IT was 25 years ago this month, Cork City kicked off their Intertoto Cup campaign against Standard Liège at Turner’s Cross.
This was the fourth UEFA club competition that existed during the 1990s and it began with a round-robin group stage consisting of five teams.
City were drawn into Group 4 alongside the Belgians, Maccabi Petah Tikva FC of Israel, FC Köln of Germany, and Aarau of Switzerland.
The Rebel Army entered the competition with a good European record after their previous performances against Bayern Munich and Galatasaray.
In fact, during the 1990s, City were the only Irish team to progress in the Champions League.
Their European experience was needed against a Standard Liège team who had lost the 1996 Intertoto Cup final.
The team that played in Turner’s Cross had a mix of young talent and seasoned professionals. The experience of Phil Harrington, John Caulfield, and Dave Hill was complemented on the day by a young trio of Ollie Cahill, Brian Barry-Murphy, and Colin O’Brien. They all worked seamlessly together to grind out a 0-0 draw.

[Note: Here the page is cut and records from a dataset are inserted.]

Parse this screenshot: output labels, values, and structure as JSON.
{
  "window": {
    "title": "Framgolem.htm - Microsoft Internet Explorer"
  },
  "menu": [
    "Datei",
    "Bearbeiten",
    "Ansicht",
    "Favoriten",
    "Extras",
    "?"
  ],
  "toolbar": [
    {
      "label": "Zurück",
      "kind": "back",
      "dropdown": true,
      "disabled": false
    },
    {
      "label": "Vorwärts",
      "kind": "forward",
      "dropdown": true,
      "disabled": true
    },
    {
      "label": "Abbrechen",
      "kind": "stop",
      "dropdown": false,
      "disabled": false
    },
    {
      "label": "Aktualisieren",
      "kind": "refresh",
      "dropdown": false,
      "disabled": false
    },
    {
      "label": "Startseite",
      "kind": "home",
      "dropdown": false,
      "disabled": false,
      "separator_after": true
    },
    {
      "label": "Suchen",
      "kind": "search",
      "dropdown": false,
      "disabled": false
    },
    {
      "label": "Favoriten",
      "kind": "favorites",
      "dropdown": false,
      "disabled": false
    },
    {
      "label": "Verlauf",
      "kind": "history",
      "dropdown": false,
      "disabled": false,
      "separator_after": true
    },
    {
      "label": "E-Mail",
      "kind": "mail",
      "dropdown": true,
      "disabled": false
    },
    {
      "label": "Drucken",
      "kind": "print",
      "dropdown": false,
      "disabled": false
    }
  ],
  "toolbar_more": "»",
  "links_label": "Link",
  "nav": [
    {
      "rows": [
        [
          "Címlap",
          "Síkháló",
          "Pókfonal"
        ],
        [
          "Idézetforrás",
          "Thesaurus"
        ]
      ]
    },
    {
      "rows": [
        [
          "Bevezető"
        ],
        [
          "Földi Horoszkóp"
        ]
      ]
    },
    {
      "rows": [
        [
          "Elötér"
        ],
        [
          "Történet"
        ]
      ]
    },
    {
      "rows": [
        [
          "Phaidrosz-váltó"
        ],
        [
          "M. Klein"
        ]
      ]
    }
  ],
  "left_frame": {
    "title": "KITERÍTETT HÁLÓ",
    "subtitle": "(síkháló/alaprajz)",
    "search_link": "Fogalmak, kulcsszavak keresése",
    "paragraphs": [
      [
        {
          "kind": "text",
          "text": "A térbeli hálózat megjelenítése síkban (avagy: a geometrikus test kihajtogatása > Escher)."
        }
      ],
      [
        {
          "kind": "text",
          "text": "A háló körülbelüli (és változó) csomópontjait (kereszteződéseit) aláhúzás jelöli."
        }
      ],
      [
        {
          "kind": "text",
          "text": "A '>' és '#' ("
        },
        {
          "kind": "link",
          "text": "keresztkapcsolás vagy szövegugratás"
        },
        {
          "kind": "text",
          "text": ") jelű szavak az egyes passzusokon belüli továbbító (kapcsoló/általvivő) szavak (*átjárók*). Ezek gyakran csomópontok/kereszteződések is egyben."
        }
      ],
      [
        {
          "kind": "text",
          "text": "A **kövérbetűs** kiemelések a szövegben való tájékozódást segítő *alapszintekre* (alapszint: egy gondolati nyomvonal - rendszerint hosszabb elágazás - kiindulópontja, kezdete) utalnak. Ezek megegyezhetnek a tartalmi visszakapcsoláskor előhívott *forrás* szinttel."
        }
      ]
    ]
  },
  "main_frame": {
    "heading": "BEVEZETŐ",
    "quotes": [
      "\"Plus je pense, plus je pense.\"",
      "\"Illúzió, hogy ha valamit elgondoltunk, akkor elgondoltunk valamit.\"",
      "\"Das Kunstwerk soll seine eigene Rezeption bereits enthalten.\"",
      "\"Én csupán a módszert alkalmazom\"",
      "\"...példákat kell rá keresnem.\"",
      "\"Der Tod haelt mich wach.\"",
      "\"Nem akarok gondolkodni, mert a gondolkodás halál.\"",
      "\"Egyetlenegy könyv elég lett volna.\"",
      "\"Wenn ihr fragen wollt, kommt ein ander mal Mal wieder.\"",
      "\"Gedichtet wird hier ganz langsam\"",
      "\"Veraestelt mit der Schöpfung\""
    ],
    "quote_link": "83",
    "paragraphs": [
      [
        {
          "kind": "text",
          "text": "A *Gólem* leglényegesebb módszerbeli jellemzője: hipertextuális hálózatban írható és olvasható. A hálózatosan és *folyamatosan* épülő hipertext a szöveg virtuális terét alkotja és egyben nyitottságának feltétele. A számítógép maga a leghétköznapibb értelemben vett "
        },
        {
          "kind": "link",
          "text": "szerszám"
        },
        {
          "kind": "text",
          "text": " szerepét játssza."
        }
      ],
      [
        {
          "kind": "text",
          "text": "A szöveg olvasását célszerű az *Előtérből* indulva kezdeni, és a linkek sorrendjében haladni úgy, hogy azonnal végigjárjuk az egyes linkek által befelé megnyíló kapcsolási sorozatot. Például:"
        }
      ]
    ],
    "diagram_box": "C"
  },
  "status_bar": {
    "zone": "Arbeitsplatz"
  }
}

One week after the stalemate in Turner’s Cross, City swapped the grey skies for the sweltering heat of Israel.
In true Cork fashion, a small group of supporters travelled to the Middle East for the game in the Kiryat Eliezer Stadium in Hafia.
Among the fans included a small group of UN Peacekeepers who travelled over from Lebanon in an armoured car.
One of the soldiers, Sergeant Gary Moloney, had lost his leg in a mine explosion. He was looked after by the City fans and had the best seat in the stadium for the game.
After a goalless first half, City should have had a penalty when John Caulfield was fouled inside the area. The Turkish referee waved this on but he did give City an in-swinging free-kick after Brian Barry-Murphy was fouled. Kevin Flanagan took this and the ball looped in and went narrowly wide.
City nearly took the lead in the dying seconds of the game after a cross from Ollie Cahill found Noel Hartigan. With just the keeper to beat, he smacked the ball off the post.
When the referee blew for the full-time whistle, the entire squad went over to shake Sergeant Moloney’s hand.
“Today was brilliant,” the soldier told RTÉ after the game.
“Today is my first day out since I got to Haifa and today was my first day out since the accident. To come to a match, get a jersey, be the only one in the group who isn’t a Cork-man, listen to Cork accents in the middle of a pitch in Israel, in the middle of this, is just the business. It is brilliant,” he added.
City returned to Turner’s Cross on July 12 and they welcomed Germany heavy weights Köln. The Bundesliga side travelled to Cork with an impressive European history that included narrowly losing the 1986 UEFA Cup final to Real Madrid.
That loss was the start of a golden period for Köln as they went on to secure two second-place Bundesliga finishes, in 1988–89 and 1989–90, and they lost the DFB-Pokal final in 1991.
Their 1996 Intertoto Cup campaign saw an 8-0 hammering of Tottenham Hotspur and reached the last 16.
Football fans in Cork were well aware of Köln’s size going into the game as 4,000 people turned up to Turner’s Cross for the match. The German squad had seven full internationals including Austrian Toni Polster who won the European Golden Shoe in the 1986-87 season.
City were unfazed by all of this experience and they should have scored early in the first half when Ollie Cahill put a low ball into the box for John Caulfield. It fell perfectly to the striker but his touch let him down and he put the chance wide.
Dorinel Munteanu responded for Köln by knocking in a corner. City thought they equalised straight away after John Caulfield turned in a Dave Hill free-kick, but the referee spotted a foul in the box and a free-out was given.
A powerful strike from Toni Polster crept in at the start of the second half and this secured the three points for the German side.
City’s next game was against FC Aarau in Switzerland and only 600 people turned up for this dead rubber tie at the Stadion Brügglifeld.
It finished goalless and City finished in fourth place in the group.
Their European adventure ended up setting a new precedent for an Irish side on the continent as they got three creditible draws in the competition.
City’s European adventure was captured by legendary filmmaker John Creedon in a documentary. He travelled to all four games with the squad, recording every move the Rebel Army made.
City’s European adventure also meant that the squad was at peak fitness for the start of the League of Ireland season. This showed at the end of the year, as the squad went on to win the FAI Cup for the very first time. City also lifted the Munster Senior Cup to complete the second cup double in the club’s history.